1) "Really pay attention to your partner and what works best for her. Notice what is comfortable for her, where she is already going, which signals are successful with her and which aren't, and constantly adapt your dancing to these observations. That's rapid-fire split-second decision making.
2) "Don't lead the same old patterns the same way each time. Challenge yourself to try new things each time you dance. Make more decisions more often. Intelligence: use it or lose it."
This benefit is greatly enhanced by dancing with different partners, not always with the same fellow. With different dance partners, you have to adjust much more and be aware of more variables.
The Powers summary: "The most succinct definition I know for intelligent dancing: a highly active attention to possibilities. And I think it's wonderful that both the Lead and Follow role share this same ideal. Dance as much as you can -- the more, the better. And, Once this highly active attention to possibilities, flexibility, and alert tranquility are perfected in the art of dance partnering, dancers find it even more beneficial in their other relationships, and in everyday life."
Even limited dancing can help with a host of problems.
Christopher Bergland -- world-class endurance athlete, coach, and author -- says, "Through regular aerobic training that incorporates some type of dance at least once a week anyone can maximize his or her brain function." Bergland also speaks of dance as a benefit to improve treatment for patients with chronic dizziness.
An Italian study in 2006 has shown that dance is a very good exercise for heart patients compared to other aerobic exercises like cycling. This may be partly because the patients enjoyed it much more.
("Heart failure patients can waltz their way to healthier hearts."
America Heart Association. 2006.)
Swedish researchers, writing in the Journal of American Medical Association Pediatrics, studied 112 teenage girls who were struggling with problems including neck and back pain, stress, anxiety, and depression. Half of the girls attended weekly dance classes, while the other half didn't. The girls who took the dance classes improved their mental health and reported a boost in mood—positive effects that lasted up to eight months after the classes ended.

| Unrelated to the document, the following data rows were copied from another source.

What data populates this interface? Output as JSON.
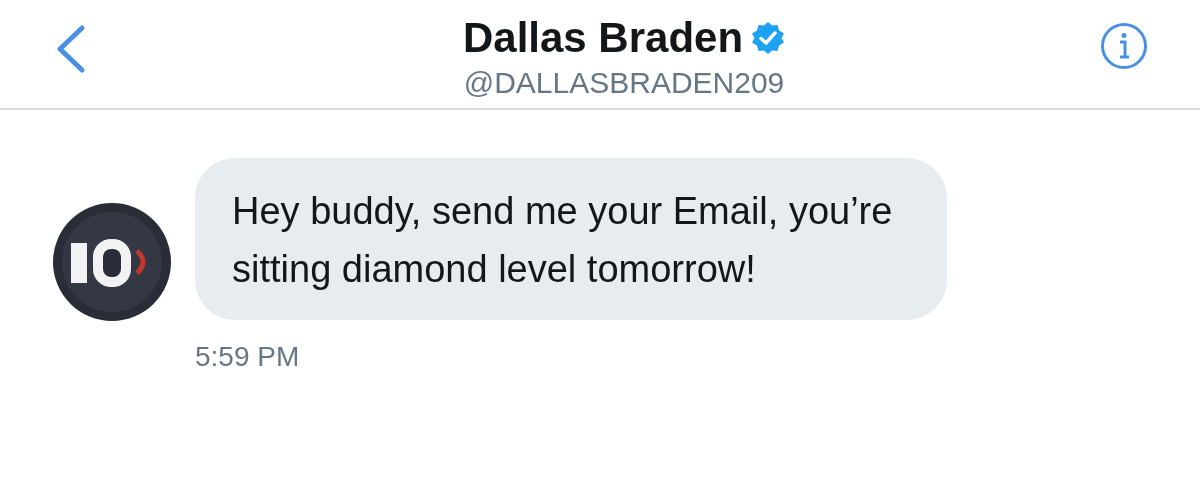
{
  "header": {
    "title": "Dallas Braden",
    "verified": true,
    "handle": "@DALLASBRADEN209"
  },
  "messages": [
    {
      "text": "Hey buddy, send me your Email, you’re sitting diamond level tomorrow!",
      "time": "5:59 PM"
    }
  ]
}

(A. Duberg; L. Hagberg; H. Sunvisson; M. Moller. "Influencing Self-rated Health Among Adolescent Girls With Dance Intervention." JAMA Pediatrics 167. 2013.)
Dance therapy is suggested as treatment for emotional and therapeutic support, as dance allows individuals to connect to their innermost emotions and minds. People, music, dancing = fun. And, if I've said it once, I've said it a million times: "There is no better path to social mixing than dancing."
I've always encouraged boys and men to overcome the paranoia of others making fun of their dancing style and get on the floor. Dancing, like any other physical activity, improves with practice. Most ladies love to dance, and they are more than willing to help build a guy's confidence and his ability to move. Fast dance; slow dance. Lead and follow. Just dance. Enjoy the music and the rhythm, and soon you will be smiling on the inside and on the outside.